The Rhetoric and Reality of English Law in Colonial Maryland, Part 2, 1689-1732
Maryland Historical Magazine, Vol. 109, No. 1, Spring 2014, pp. 81-95.
15 Pages Posted: 8 Nov 2014
Date Written: 2014
The first half of this essay, published in MdHM, 108 (2013): 393-409, explored the status of English law in colonial Maryland from the colony's beginnings to 1689. Despite heated rhetoric to the contrary, the central issue of contention for Marylanders was not the extension of specific rules of English law, but whether the proprietor and his judicial appointees should have the last word on the subject. Political flare-ups in the legislature notwithstanding, a stable legal reality developed in practice. Maryland law ruled in all legal proceedings. English law remained available in reserve for use as appropriate where Maryland law was silent. This practical solution prevailed against the impractical alternative sometimes advocated by the Lower House of the legislature, namely, requiring judges, by their oath of office, to apply English rules in any case where Maryland law was silent. The issue remained a highly emotional one, however, as English law continued to symbolize liberty as strongly as it had before, and any abridgment of it came even more strongly to epitomize tyranny during Maryland's years as a royal colony and during the restored proprietorship of Charles Calvert, the Fifth Baron of Baltimore. The resolution of the conflict was a subtle compromise that accommodated political realities as well as the intricacies of early Maryland law.

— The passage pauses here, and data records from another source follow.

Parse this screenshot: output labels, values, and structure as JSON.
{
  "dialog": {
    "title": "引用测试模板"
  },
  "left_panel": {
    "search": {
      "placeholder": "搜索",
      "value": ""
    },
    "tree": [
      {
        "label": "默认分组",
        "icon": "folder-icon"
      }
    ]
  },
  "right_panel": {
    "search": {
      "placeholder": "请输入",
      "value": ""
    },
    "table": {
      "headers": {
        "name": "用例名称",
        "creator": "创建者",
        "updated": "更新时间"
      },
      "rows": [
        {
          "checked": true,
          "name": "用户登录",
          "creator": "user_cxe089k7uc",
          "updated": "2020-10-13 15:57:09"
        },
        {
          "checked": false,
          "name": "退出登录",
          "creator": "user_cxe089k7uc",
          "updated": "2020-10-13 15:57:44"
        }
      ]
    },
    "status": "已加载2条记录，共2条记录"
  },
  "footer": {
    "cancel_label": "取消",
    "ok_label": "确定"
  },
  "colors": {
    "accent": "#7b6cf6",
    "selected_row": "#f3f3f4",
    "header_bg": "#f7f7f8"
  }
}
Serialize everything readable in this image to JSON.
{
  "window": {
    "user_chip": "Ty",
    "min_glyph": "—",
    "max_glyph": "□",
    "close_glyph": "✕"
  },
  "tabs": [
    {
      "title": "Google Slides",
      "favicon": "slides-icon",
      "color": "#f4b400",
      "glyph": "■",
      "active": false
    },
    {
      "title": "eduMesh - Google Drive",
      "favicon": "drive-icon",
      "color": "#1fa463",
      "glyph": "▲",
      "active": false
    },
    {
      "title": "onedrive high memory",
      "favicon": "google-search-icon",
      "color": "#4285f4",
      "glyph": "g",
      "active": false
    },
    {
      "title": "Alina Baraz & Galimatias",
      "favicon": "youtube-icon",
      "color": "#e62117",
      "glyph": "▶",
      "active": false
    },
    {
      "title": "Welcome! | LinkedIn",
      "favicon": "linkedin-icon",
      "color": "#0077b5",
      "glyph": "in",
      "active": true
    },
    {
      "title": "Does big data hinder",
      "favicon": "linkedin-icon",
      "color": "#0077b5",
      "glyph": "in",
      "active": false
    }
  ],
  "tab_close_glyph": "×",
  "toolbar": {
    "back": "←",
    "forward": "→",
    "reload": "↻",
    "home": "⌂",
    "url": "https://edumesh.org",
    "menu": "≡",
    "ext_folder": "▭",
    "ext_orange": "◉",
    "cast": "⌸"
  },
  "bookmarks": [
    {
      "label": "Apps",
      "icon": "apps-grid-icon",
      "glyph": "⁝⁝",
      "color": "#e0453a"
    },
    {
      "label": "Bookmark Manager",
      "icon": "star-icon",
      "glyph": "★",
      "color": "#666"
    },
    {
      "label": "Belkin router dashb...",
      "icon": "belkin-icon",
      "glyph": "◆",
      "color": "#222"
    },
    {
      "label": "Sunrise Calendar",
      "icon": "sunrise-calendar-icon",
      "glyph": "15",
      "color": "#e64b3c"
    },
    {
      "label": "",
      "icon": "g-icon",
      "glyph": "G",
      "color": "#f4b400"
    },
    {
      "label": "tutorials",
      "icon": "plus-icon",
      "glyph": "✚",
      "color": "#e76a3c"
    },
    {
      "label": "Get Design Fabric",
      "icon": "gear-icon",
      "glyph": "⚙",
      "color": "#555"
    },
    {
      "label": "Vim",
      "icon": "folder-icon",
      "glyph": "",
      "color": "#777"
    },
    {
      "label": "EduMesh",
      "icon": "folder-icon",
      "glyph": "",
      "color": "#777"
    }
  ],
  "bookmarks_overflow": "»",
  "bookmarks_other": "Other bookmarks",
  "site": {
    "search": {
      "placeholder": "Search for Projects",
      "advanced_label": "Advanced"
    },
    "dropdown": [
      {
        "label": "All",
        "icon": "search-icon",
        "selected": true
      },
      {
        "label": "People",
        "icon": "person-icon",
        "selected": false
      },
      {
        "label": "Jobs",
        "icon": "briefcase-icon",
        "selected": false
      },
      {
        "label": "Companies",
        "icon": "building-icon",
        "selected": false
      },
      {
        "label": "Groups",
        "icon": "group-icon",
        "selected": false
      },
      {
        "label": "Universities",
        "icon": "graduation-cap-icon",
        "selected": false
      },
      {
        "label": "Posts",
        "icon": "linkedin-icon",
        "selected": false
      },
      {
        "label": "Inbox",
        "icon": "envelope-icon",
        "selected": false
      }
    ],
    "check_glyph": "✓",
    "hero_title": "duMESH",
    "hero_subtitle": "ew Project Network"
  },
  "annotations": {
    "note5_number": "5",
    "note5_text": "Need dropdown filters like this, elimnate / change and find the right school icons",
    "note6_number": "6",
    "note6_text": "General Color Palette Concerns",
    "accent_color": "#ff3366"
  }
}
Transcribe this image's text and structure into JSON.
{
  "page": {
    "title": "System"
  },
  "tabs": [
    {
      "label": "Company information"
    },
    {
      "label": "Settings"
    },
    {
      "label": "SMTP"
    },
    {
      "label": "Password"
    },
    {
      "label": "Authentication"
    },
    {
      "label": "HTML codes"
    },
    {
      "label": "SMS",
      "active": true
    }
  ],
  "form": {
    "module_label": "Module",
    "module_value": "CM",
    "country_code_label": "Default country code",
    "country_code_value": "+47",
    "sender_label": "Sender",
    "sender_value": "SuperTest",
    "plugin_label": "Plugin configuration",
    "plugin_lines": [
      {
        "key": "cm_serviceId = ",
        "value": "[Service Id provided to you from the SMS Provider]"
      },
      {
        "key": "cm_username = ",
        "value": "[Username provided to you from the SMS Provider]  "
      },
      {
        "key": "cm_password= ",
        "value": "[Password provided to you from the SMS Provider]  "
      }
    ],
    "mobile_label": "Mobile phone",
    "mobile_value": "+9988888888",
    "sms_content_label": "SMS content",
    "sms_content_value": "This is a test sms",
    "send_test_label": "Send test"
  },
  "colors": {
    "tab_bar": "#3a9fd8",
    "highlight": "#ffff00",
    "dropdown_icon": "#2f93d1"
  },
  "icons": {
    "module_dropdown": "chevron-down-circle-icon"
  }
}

Keywords: Maryland, legal history, English law, royal colony, Charles Calvert, political realities, proprietor, judicial appointees, colonial unrest, royal governor, Maryland legislative assembly, Crown, Glorious Revolution, John Locke
JEL Classification: N41, N43, K19, K29, K39, K49
Suggested Citation: Suggested Citation